Hokkaido University Research Profiles


Development of Polymer Electrolyte Fuel Cells with Excellent Sub-zero Start-up Performance

Elucidation of micro-nano freezing phenomena in fuel cells

We are visualizing the freezing phenomenon near the reaction layer in fuel cells, which cannot normally be observed, using an ultracold electron microscope. By combining electrochemical measurements, we are also elucidating the freezing phenomenon of produced water, which becomes a problem in cold climate applications, and are developing fuel cells with excellent sub-zero activation performance.

Content of research

In the polymer electrolyte fuel cell (PEFC), which is a highly efficient and clean energy conversion device, the water produced by the reaction passes through a catalyst layer pores of several tens of nanometers in diameter and is discharged into the gas diffusion layer and gas supply channel through the microporous layer (MPL), which is a porous layer with pores of several micrometers in diameter, as shown in the left figure below.
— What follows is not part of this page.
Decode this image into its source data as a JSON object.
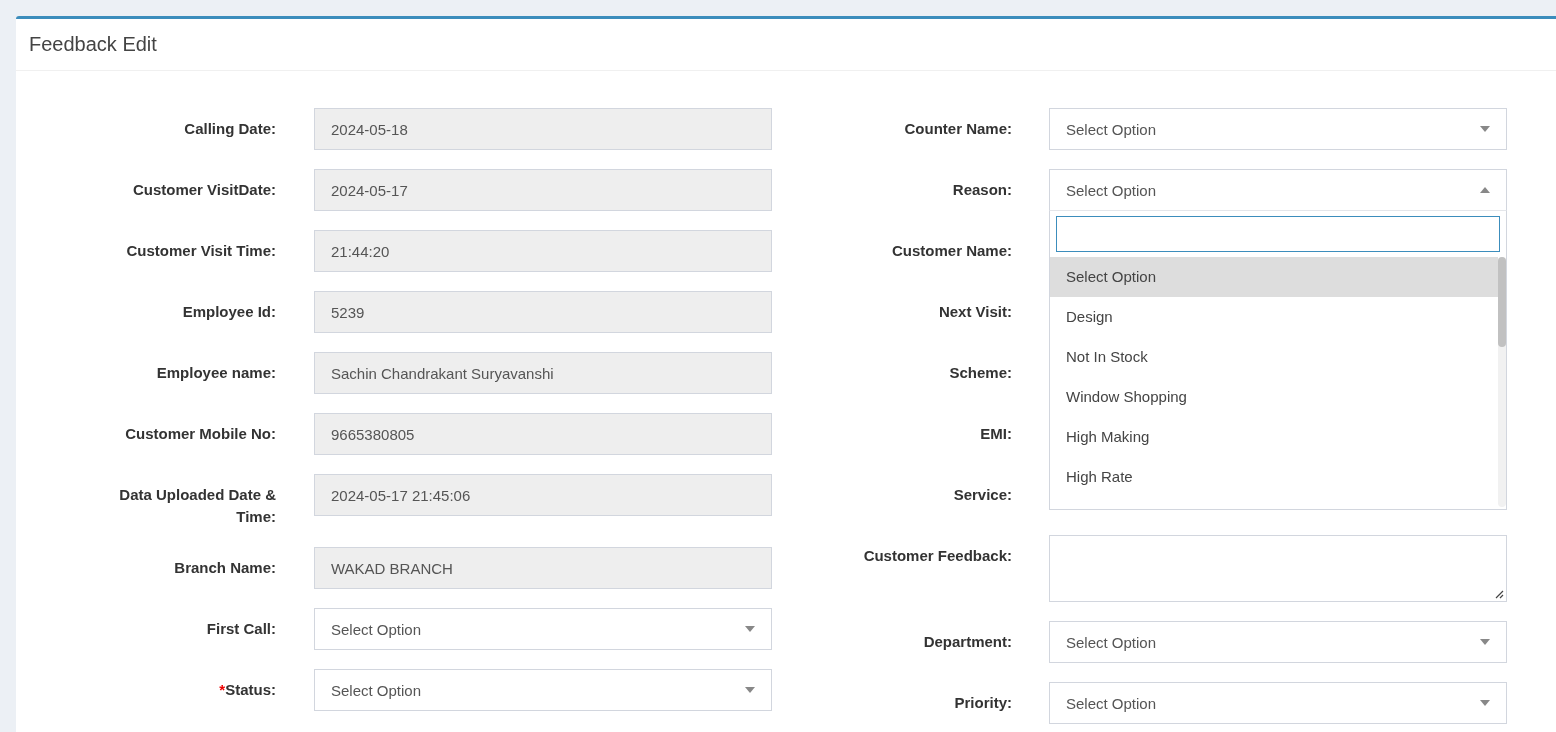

In the activation in a sub-zero environment in cold regions, the produced water freezes, causing the power generation to stop and degrade. However, the phenomenon is on a micro-nano scale and is thus difficult to measure, so the phenomenon is still insufficiently understood. This study is aimed to clarify where the water freezes and what mechanism leads to performance shutdown and aging degradation. We will conduct microscopic observation, electrochemical measurement and catalyst layer model analysis to contribute to the improvement of activation resistance and extension of the service life. The middle figure below shows the catalyst layer filled with ice, and the right figure is a structural schematic of the catalyst layer modeled in the analysis.

Potential for social implementation

  • ・Visualization of condensate distribution in a fuel cell
  • Using this method, we have successfully frozen, immobilized and visualized the condensate in the fuel cell, which interferes with the oxygen supply to the reaction layer. Using this method, we are now developing high-performance fuel cells for normal operation.

Appealing points to industry and local governments

We believe that this highly original project, which makes full use of microscopic observation and electrochemical measurement/analysis, will be useful to develop fuel cells for cold regions like Hokkaido. At our laboratory research is also conducted from a broad perspective to realize a sustainable energy system by developing high-efficiency equipment and analyzing social energy systems, so that we can contribute to solve energy and global warming problems.